WORK REQUEST » Copy out every line of the data where the word "Родной" is found.

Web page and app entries
● ● ● ● ● ● ●

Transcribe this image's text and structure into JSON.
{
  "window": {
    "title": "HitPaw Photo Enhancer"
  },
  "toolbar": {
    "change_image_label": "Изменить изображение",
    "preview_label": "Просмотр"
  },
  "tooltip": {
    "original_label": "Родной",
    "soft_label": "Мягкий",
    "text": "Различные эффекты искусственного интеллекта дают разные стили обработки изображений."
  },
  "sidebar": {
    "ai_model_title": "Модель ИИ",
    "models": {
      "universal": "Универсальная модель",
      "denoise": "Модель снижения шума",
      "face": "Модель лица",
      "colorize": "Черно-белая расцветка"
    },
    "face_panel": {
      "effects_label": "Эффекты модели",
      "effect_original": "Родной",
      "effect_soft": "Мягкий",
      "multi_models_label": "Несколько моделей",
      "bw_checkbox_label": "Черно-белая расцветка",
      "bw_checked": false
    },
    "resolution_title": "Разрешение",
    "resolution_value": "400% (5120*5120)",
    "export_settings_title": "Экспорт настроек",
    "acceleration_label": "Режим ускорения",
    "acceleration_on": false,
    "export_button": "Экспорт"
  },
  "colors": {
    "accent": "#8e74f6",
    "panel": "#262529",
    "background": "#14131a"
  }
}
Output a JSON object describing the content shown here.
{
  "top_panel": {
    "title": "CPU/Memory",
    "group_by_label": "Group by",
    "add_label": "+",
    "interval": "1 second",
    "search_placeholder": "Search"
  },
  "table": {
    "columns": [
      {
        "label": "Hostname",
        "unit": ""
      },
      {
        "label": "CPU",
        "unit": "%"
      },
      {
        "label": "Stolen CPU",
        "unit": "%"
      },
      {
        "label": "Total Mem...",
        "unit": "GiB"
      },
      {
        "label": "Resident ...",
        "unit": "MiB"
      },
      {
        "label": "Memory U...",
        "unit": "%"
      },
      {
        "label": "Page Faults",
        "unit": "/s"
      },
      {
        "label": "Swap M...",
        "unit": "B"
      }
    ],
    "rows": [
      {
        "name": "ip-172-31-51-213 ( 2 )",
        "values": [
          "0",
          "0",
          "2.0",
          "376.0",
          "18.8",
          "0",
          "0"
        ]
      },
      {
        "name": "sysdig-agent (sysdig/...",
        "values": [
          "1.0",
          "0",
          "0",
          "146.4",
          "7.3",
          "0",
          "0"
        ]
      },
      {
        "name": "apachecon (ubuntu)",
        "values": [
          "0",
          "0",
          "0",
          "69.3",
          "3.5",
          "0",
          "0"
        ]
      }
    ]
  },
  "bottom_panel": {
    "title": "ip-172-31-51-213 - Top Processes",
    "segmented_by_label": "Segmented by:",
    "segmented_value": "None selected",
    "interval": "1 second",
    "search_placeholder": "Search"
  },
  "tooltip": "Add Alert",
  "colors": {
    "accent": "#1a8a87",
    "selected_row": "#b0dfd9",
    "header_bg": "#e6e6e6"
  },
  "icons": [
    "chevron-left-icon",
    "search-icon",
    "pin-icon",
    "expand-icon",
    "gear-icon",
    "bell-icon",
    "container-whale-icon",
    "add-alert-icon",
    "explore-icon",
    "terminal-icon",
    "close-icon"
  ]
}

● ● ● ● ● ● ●

ANSWER BELOW »
    "original_label": "Родной",
      "effect_original": "Родной",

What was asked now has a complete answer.